I feel a sense of accomplishment when my efforts lead to creation of long-term value for not only primary but secondary as well tertiary stakeholders involved.
During my extremely fulfilling career with national and international organizations, I have had unique opportunities to create such an impact for people both at the top as well as at the bottom of the pyramid. The one that is most dear to me is the strategy and execution plan I developed to resettle and provide adequate accommodation to 14k plus people who were impacted by a government initiated infrastructure project.
When I joined JICA’s study team in India in the year 2017, I was entrusted with the uphill task of creating a resettlement action plan for the villagers who would be displaced during the construction of the 508km stretch of Mumbai-Ahmedabad High Speed Rail corridor. The next release of funds for the project was contingent on the approval of the plan by the funding body from Japan. This posed challenges on multiple grounds. Firstly, to convince the villagers impacted and assure them that adequate compensation and rehabilitation would be provided. Secondly, to set compliance guidelines for the Indian contractors involved in the development, and ensure their adherence to the standards. Lastly, to get a buy-in from the funding body, which was stationed offsite, to approve the plan. During the next 22 months of the project, I co-led the team, which addressed each of the challenges head on and came up with a strategy that was mutually beneficial for all the stakeholders.
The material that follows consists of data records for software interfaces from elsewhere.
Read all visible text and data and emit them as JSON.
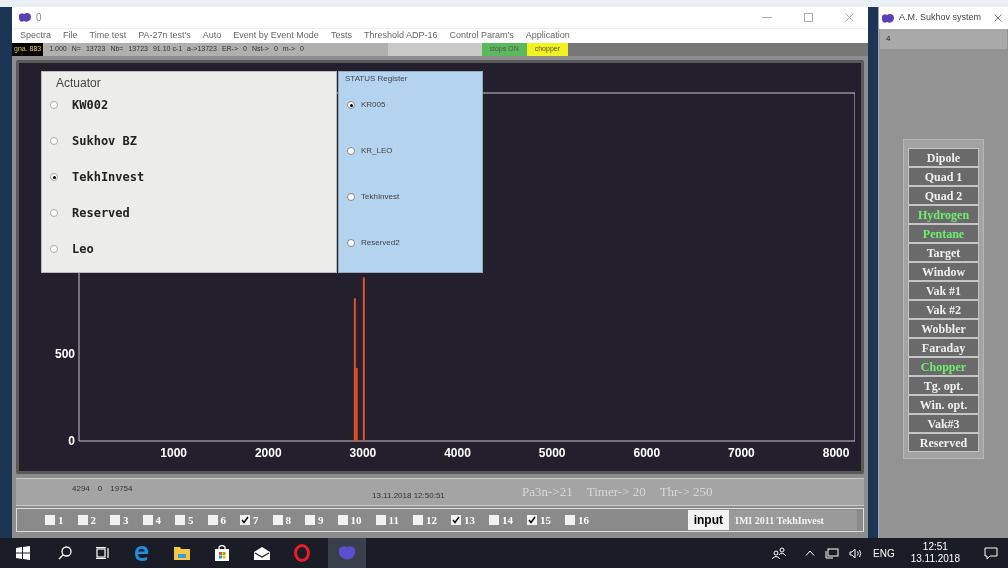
{
  "window": {
    "title": "0"
  },
  "menu": [
    "Spectra",
    "File",
    "Time test",
    "PA-27n test's",
    "Auto",
    "Event by Event Mode",
    "Tests",
    "Threshold ADP-16",
    "Control Param's",
    "Application"
  ],
  "status_strip": {
    "label": "gna. 883",
    "readings": [
      "1.000",
      "N=",
      "13723",
      "Nb=",
      "13723",
      "91.10 c-1",
      "a->13723",
      "ER->",
      "0",
      "Nst->",
      "0",
      "m->",
      "0"
    ],
    "tags": [
      {
        "text": "stops ON",
        "color": "#5cb85c"
      },
      {
        "text": "chopper",
        "color": "#f2f21c"
      }
    ]
  },
  "chart": {
    "chart_data": {
      "type": "bar",
      "x": [
        2915,
        2935,
        3010
      ],
      "values": [
        820,
        420,
        940
      ],
      "xlim": [
        0,
        8200
      ],
      "ylim": [
        0,
        2000
      ],
      "xticks": [
        1000,
        2000,
        3000,
        4000,
        5000,
        6000,
        7000,
        8000
      ],
      "yticks": [
        0,
        500
      ]
    }
  },
  "actuator": {
    "title": "Actuator",
    "options": [
      {
        "label": "KW002",
        "selected": false
      },
      {
        "label": "Sukhov BZ",
        "selected": false
      },
      {
        "label": "TekhInvest",
        "selected": true
      },
      {
        "label": "Reserved",
        "selected": false
      },
      {
        "label": "Leo",
        "selected": false
      }
    ]
  },
  "status_register": {
    "title": "STATUS Register",
    "options": [
      {
        "label": "KR005",
        "selected": true
      },
      {
        "label": "KR_LEO",
        "selected": false
      },
      {
        "label": "TekhInvest",
        "selected": false
      },
      {
        "label": "Reserved2",
        "selected": false
      }
    ]
  },
  "info_bar": {
    "counts": [
      "4294",
      "0",
      "19754"
    ],
    "timestamp": "13.11.2018 12:50:51",
    "params": [
      "Pa3n->21",
      "Timer-> 20",
      "Thr-> 250"
    ]
  },
  "channels": [
    {
      "label": "1",
      "checked": false
    },
    {
      "label": "2",
      "checked": false
    },
    {
      "label": "3",
      "checked": false
    },
    {
      "label": "4",
      "checked": false
    },
    {
      "label": "5",
      "checked": false
    },
    {
      "label": "6",
      "checked": false
    },
    {
      "label": "7",
      "checked": true
    },
    {
      "label": "8",
      "checked": false
    },
    {
      "label": "9",
      "checked": false
    },
    {
      "label": "10",
      "checked": false
    },
    {
      "label": "11",
      "checked": false
    },
    {
      "label": "12",
      "checked": false
    },
    {
      "label": "13",
      "checked": true
    },
    {
      "label": "14",
      "checked": false
    },
    {
      "label": "15",
      "checked": true
    },
    {
      "label": "16",
      "checked": false
    }
  ],
  "input_button": "input",
  "credit": "IMI 2011 TekhInvest",
  "side_window": {
    "title": "A.M. Sukhov system",
    "field": "4",
    "items": [
      {
        "label": "Dipole",
        "on": false
      },
      {
        "label": "Quad 1",
        "on": false
      },
      {
        "label": "Quad 2",
        "on": false
      },
      {
        "label": "Hydrogen",
        "on": true
      },
      {
        "label": "Pentane",
        "on": true
      },
      {
        "label": "Target",
        "on": false
      },
      {
        "label": "Window",
        "on": false
      },
      {
        "label": "Vak #1",
        "on": false
      },
      {
        "label": "Vak #2",
        "on": false
      },
      {
        "label": "Wobbler",
        "on": false
      },
      {
        "label": "Faraday",
        "on": false
      },
      {
        "label": "Chopper",
        "on": true
      },
      {
        "label": "Tg. opt.",
        "on": false
      },
      {
        "label": "Win. opt.",
        "on": false
      },
      {
        "label": "Vak#3",
        "on": false
      },
      {
        "label": "Reserved",
        "on": false
      }
    ]
  },
  "taskbar": {
    "language": "ENG",
    "time": "12:51",
    "date": "13.11.2018"
  }
}
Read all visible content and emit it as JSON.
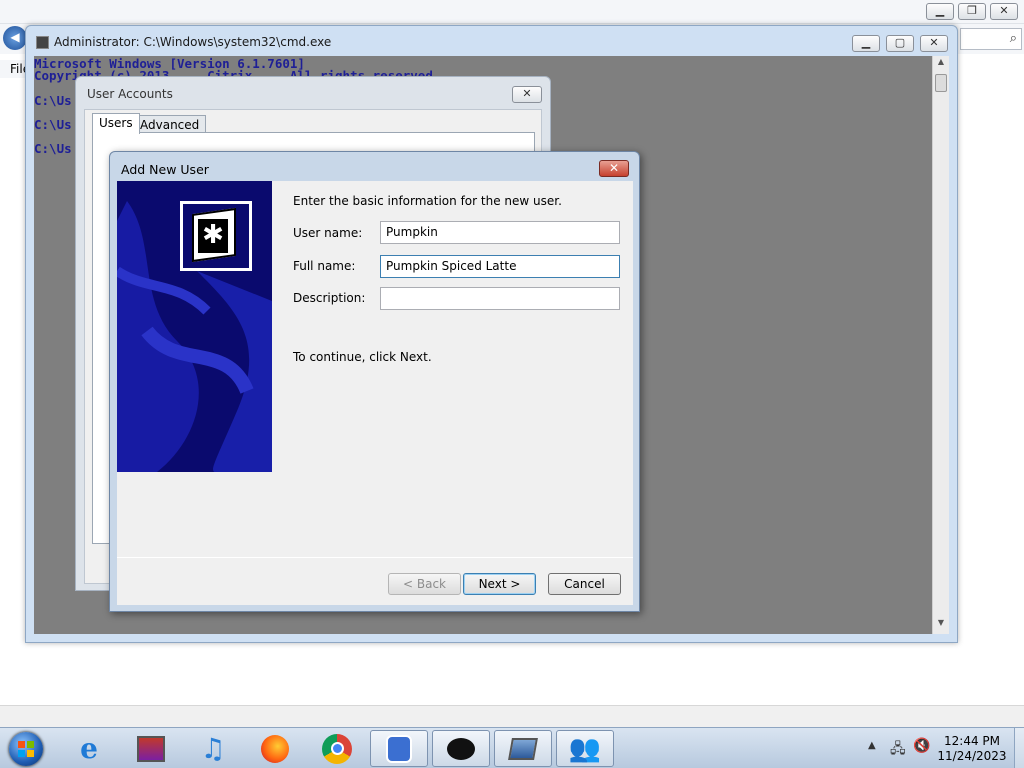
{
  "cmd": {
    "title": "Administrator: C:\\Windows\\system32\\cmd.exe",
    "lines": [
      "Microsoft Windows [Version 6.1.7601]",
      "Copyright (c) 2013 ... Citrix ... All rights reserved.",
      "C:\\Us",
      "C:\\Us",
      "C:\\Us"
    ]
  },
  "background": {
    "menu_label": "File"
  },
  "user_accounts": {
    "title": "User Accounts",
    "tabs": [
      "Users",
      "Advanced"
    ]
  },
  "add_user": {
    "title": "Add New User",
    "intro": "Enter the basic information for the new user.",
    "username_label": "User name:",
    "username_value": "Pumpkin",
    "fullname_label": "Full name:",
    "fullname_value": "Pumpkin Spiced Latte",
    "description_label": "Description:",
    "description_value": "",
    "continue_text": "To continue, click Next.",
    "back_label": "< Back",
    "next_label": "Next >",
    "cancel_label": "Cancel"
  },
  "taskbar": {
    "apps": [
      "internet-explorer-icon",
      "archive-icon",
      "itunes-icon",
      "firefox-icon",
      "chrome-icon",
      "robot-app-icon",
      "ink-app-icon",
      "computer-icon",
      "user-accounts-icon"
    ],
    "time": "12:44 PM",
    "date": "11/24/2023"
  }
}
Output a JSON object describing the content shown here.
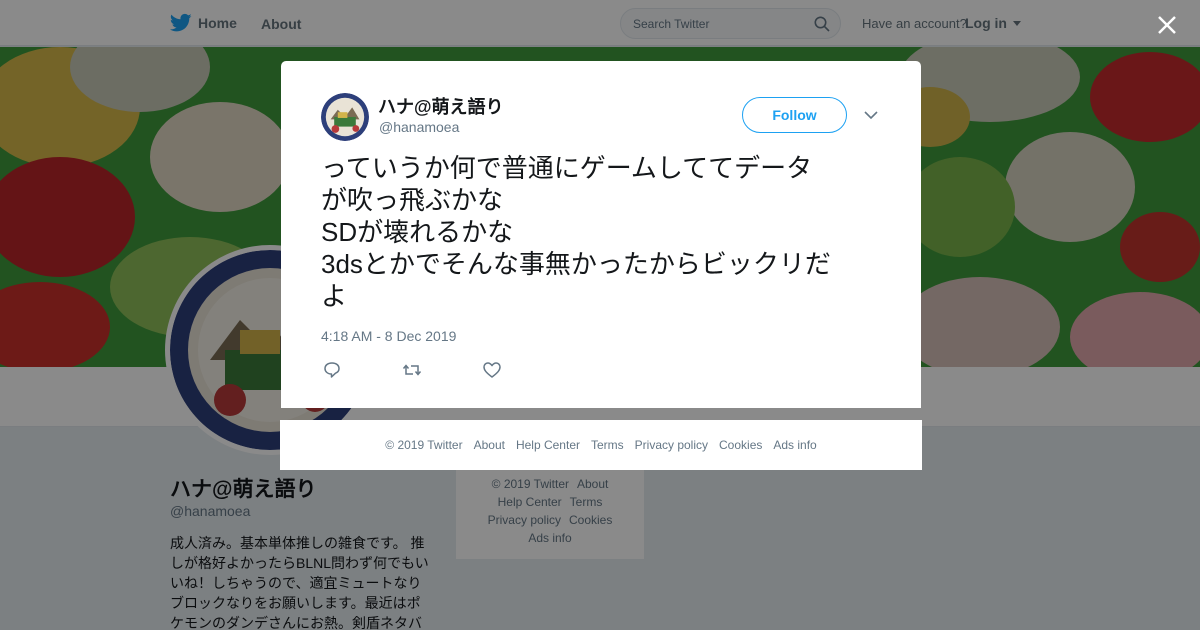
{
  "topbar": {
    "home_label": "Home",
    "about_label": "About",
    "search_placeholder": "Search Twitter",
    "have_account": "Have an account?",
    "login_label": "Log in"
  },
  "profile": {
    "name": "ハナ@萌え語り",
    "handle": "@hanamoea",
    "bio": "成人済み。基本単体推しの雑食です。 推しが格好よかったらBLNL問わず何でもいいね！しちゃうので、適宜ミュートなりブロックなりをお願いします。最近はポケモンのダンデさんにお熱。剣盾ネタバ"
  },
  "side_footer": {
    "row1": [
      "© 2019 Twitter",
      "About"
    ],
    "row2": [
      "Help Center",
      "Terms"
    ],
    "row3": [
      "Privacy policy",
      "Cookies"
    ],
    "row4": [
      "Ads info"
    ]
  },
  "tweet": {
    "name": "ハナ@萌え語り",
    "handle": "@hanamoea",
    "follow_label": "Follow",
    "lines": [
      "っていうか何で普通にゲームしててデータ",
      "が吹っ飛ぶかな",
      "SDが壊れるかな",
      "3dsとかでそんな事無かったからビックリだ",
      "よ"
    ],
    "timestamp": "4:18 AM - 8 Dec 2019"
  },
  "modal_footer": {
    "items": [
      "© 2019 Twitter",
      "About",
      "Help Center",
      "Terms",
      "Privacy policy",
      "Cookies",
      "Ads info"
    ]
  },
  "colors": {
    "accent": "#1da1f2",
    "secondary_text": "#657786",
    "banner_green": "#3f9a3c"
  },
  "icons": [
    "twitter-bird-icon",
    "search-icon",
    "caret-down-icon",
    "close-icon",
    "reply-icon",
    "retweet-icon",
    "like-icon",
    "chevron-down-icon"
  ]
}
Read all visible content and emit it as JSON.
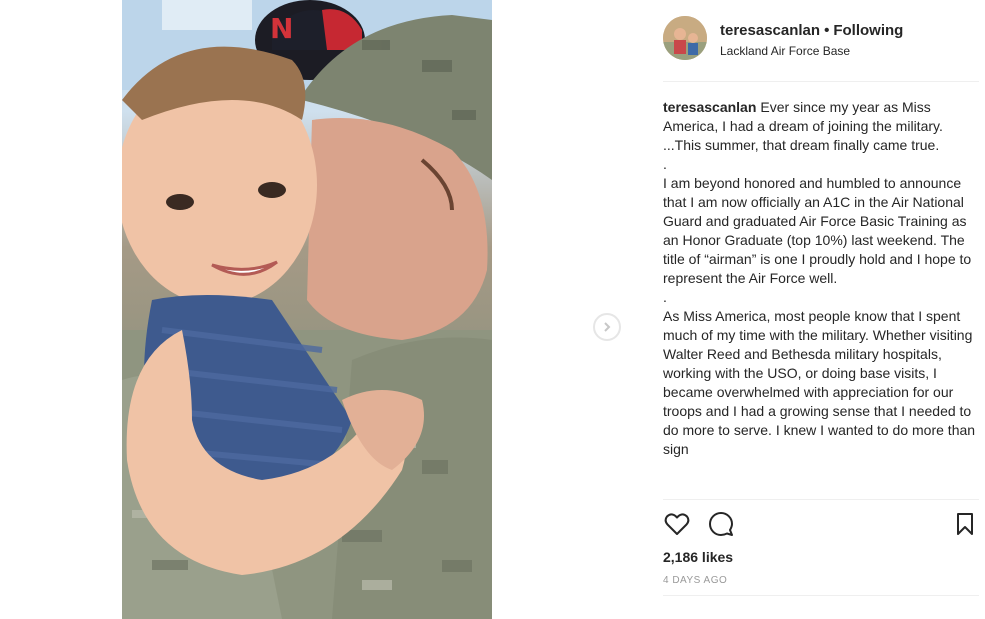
{
  "post": {
    "username": "teresascanlan",
    "separator": "•",
    "follow_status": "Following",
    "location": "Lackland Air Force Base",
    "caption": {
      "username": "teresascanlan",
      "paragraphs": [
        "Ever since my year as Miss America, I had a dream of joining the military. ...This summer, that dream finally came true.",
        ".",
        "I am beyond honored and humbled to announce that I am now officially an A1C in the Air National Guard and graduated Air Force Basic Training as an Honor Graduate (top 10%) last weekend. The title of “airman” is one I proudly hold and I hope to represent the Air Force well.",
        ".",
        "As Miss America, most people know that I spent much of my time with the military. Whether visiting Walter Reed and Bethesda military hospitals, working with the USO, or doing base visits, I became overwhelmed with appreciation for our troops and I had a growing sense that I needed to do more to serve. I knew I wanted to do more than sign"
      ]
    },
    "likes": "2,186 likes",
    "timestamp": "4 DAYS AGO"
  },
  "icons": {
    "like": "heart-icon",
    "comment": "comment-icon",
    "save": "bookmark-icon",
    "next": "chevron-right-icon"
  },
  "colors": {
    "text": "#262626",
    "muted": "#999999",
    "divider": "#efefef"
  }
}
We had to handhold the Indian borrower on meeting the JICA’s environment and social compliance requirements as well as explain the Japanese counterpart on local site related challenges. In the process, I undertook regular site visits to understand the ground-level perspective, identify key influencers in each village, and explain to them the measures that were being planned for their rehabilitation. I mapped the stakeholders in the project at different locations and ensured that the Indian borrower conducts a meaningful consultation with them. I highlighted the concern of economic displacement of people and urged the Indian borrower on the requirement of preparing income restoration plan for the project-displaced people. This created a dual impact – on one hand, the Indian borrower earmarked a resettlement budget of USD 2000 Mn for the project and on the other, the Japanese counterpart sanctioned release of USD 900 Mn as first tranche of the project. The plan was also transparently communicated to the villagers resulting in agitation and protest free acquisition of land.
This project has not only helped me in developing thought leadership, but has also helped me push my boundaries and overcome my limitations. I have realized that as a problem solver, it is critical to understand perspective and interests of every stakeholder and put yourself in their shoes to create a holistic strategy. The project also made me understand the power of consistent persistence and assertiveness in raising the ground level situations to the higher officials. It takes time for business stakeholders to appreciate environment & social concerns; however, a solution centric approach benefits everyone in the long run.
Today, I appreciate the fact that there are no perfect solution but only better solutions. I am confident that this realization will help me in designing sustainable strategies across various industries during the course of my career.